SOCIAL, ECONOMIC, POLITICAL, AND IT ALIGNMENT
Deactivating botnets to create a safer, more trusted Internet
Botnets are networks of compromised computers that are controlled remotely and surreptitiously by one or more cyber criminals. Botnets are attractive to these individuals for two reasons: botnets are easy to hide behind and botnets make a lot of money for the botnet controller, or bot-herder.
By harnessing the processing power, storage, and bandwidth of personal and business computers, bot-herders can generate vast amounts of spam, launch attacks against large websites, commit online advertising fraud, and more. Tracing the origin of an attack only leads back to the hijacked computer of an innocent user, where the trail ends.
The impact of botnets is huge. According to Microsoft's Security Intelligence Report volume 9:
- Microsoft cleaned more than 6.5 million computers of botnet infections in 2Q 2010—double the number for the same period a year before.
- The U.S. had the most botnet infections (2.2 million botnet infections in the second half of 2010), far ahead of Brazil, which had the second greatest number of infections (550,000). Spain had the most infections in Europe (382,000 botnet infections) followed by France, the U.K., and Germany.

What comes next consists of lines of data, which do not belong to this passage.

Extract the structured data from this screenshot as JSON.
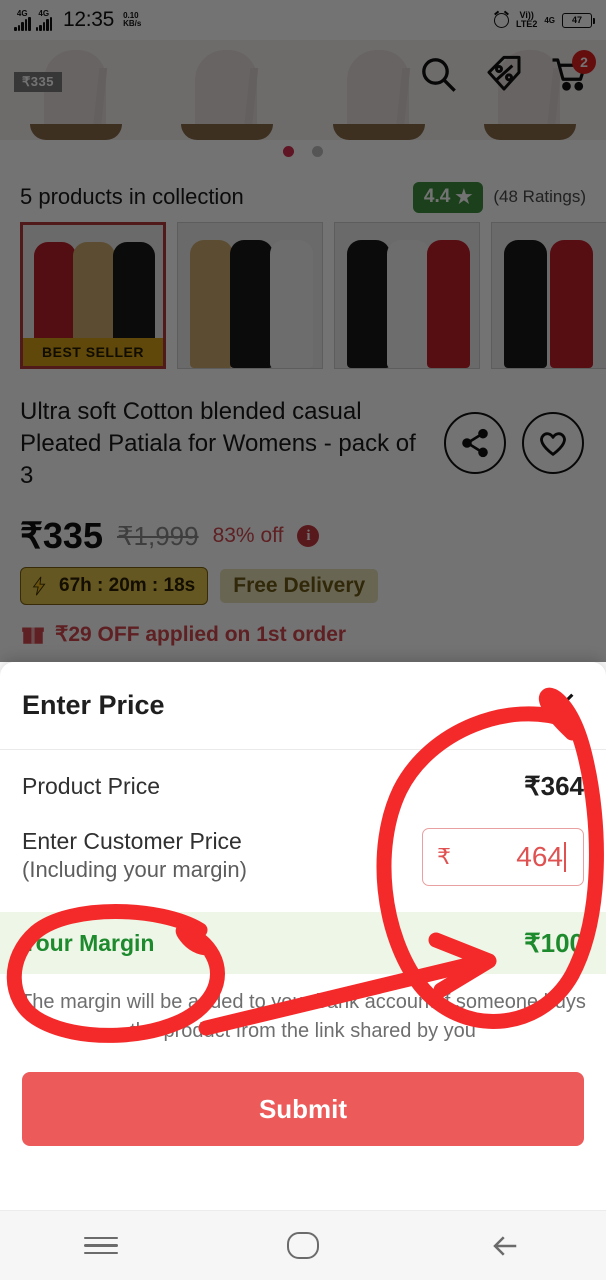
{
  "status_bar": {
    "sim1_label": "4G",
    "sim2_label": "4G",
    "time": "12:35",
    "net_speed_value": "0.10",
    "net_speed_unit": "KB/s",
    "carrier_top": "Vi))",
    "carrier_bottom": "LTE2",
    "network_type": "4G",
    "battery_percent": "47"
  },
  "product_page": {
    "hero_price_tag": "₹335",
    "cart_badge": "2",
    "collection_title": "5 products in collection",
    "rating_value": "4.4",
    "rating_star": "★",
    "ratings_count": "(48 Ratings)",
    "best_seller_label": "BEST SELLER",
    "product_title": "Ultra soft Cotton blended casual Pleated Patiala for Womens - pack of 3",
    "price_now": "₹335",
    "price_mrp": "₹1,999",
    "discount": "83% off",
    "info_icon_label": "i",
    "timer": "67h : 20m : 18s",
    "free_delivery": "Free Delivery",
    "first_order_offer": "₹29 OFF applied on 1st order",
    "icons": {
      "search": "search-icon",
      "offers": "discount-tag-icon",
      "cart": "cart-icon",
      "share": "share-icon",
      "wishlist": "heart-icon"
    }
  },
  "sheet": {
    "title": "Enter Price",
    "close_icon": "close-icon",
    "product_price_label": "Product Price",
    "product_price_value": "₹364",
    "customer_price_label": "Enter Customer Price",
    "customer_price_sublabel": "(Including your margin)",
    "customer_price_currency": "₹",
    "customer_price_value": "464",
    "margin_label": "Your Margin",
    "margin_value": "₹100",
    "note": "The margin will be added to your bank account if someone buys the product from the link shared by you",
    "submit_label": "Submit"
  },
  "nav_bar": {
    "recents": "recents-icon",
    "home": "home-icon",
    "back": "back-icon"
  },
  "colors": {
    "accent_red": "#ed5a5a",
    "margin_green": "#1e8a2e",
    "rating_green": "#3f8f3f",
    "annotation_red": "#f42a2a",
    "timer_gold": "#e0c14a"
  }
}
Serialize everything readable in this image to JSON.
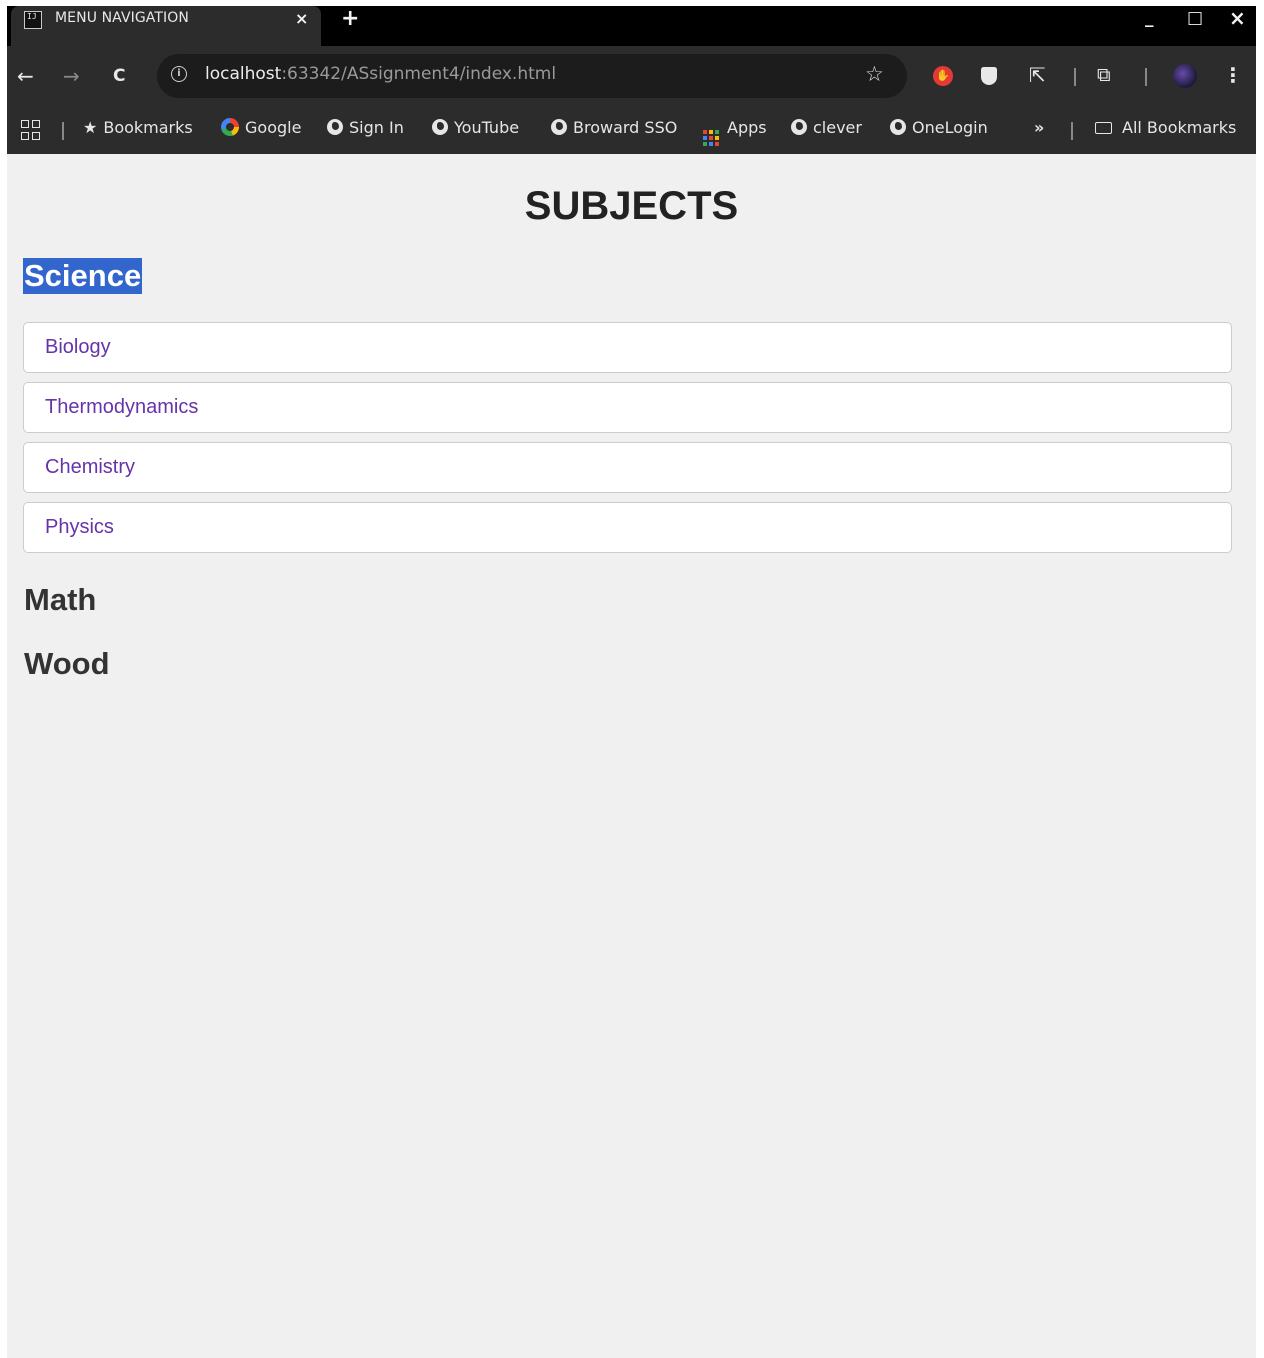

- Korea was found to have the highest rate of botnet infection (14.6 bot computers cleaned per thousand); followed by Spain (12.4 bot computers cleaned per thousand); and Mexico (11.4 bot computers cleaned per thousand).
Microsoft has been leading an effort against the botnet threat for the past six years through public and private partnerships with industry, academia, government, and law enforcement around the world. Since 2009, Microsoft has hosted the annual Digital Crimes Consortium, which brings together worldwide law enforcement agencies, government, and academic and industry experts to discuss the latest trends and research in the fight against botnets and other cybercrime.
On September 7, 2010, Microsoft announced that its legal action to permanently shut down a major botnet known as Waledac was successful, and since the company first took action against Waledac in February 2010, communications within the botnet have remained dead and Microsoft has not seen any new Waledac infections.
Prior to the takedown, Microsoft estimated that Waledac infected hundreds of thousands of computers around the world and had the capacity to send more than 1.5 billion spam email messages per day. Microsoft also found that between December 3 and December 21, 2009, Waledac was responsible for approximately 651 million spam email messages directed to Hotmail accounts alone, including offers and scams related to online pharmacies, imitation goods, jobs, penny stocks, and more.
This successful legal and industry operation against Waledac is the first of its kind, and the collaborative approach has paved the way for future takedowns in cases where criminals are abusing anonymity to victimize computer users around the world. In taking down Waledac, Microsoft also gained more visibility into the workings and footprint of the Waledac botnet, enabling the company to begin working with CERTS and ISPs to help infected customers remove the Waledac malware from their machines. Microsoft created the Virus and Security Solution Center to help people understand the threat of botnets and clean the malware from their computers.
The Waledac takedown is the first undertaking in a larger Microsoft-led initiative called Project Microsoft Active Response for Security (MARS), which is a joint effort between the Microsoft Digital Crimes Unit, the Microsoft Malware Protection Center (MMPC), Microsoft Support, and the Trustworthy Computing team to annihilate botnets and help make the Internet safer for everyone. Microsoft believes the Waledac takedown will be the first of many successful endeavors for Project MARS and is already working to apply the lessons learned from this operation to future initiatives.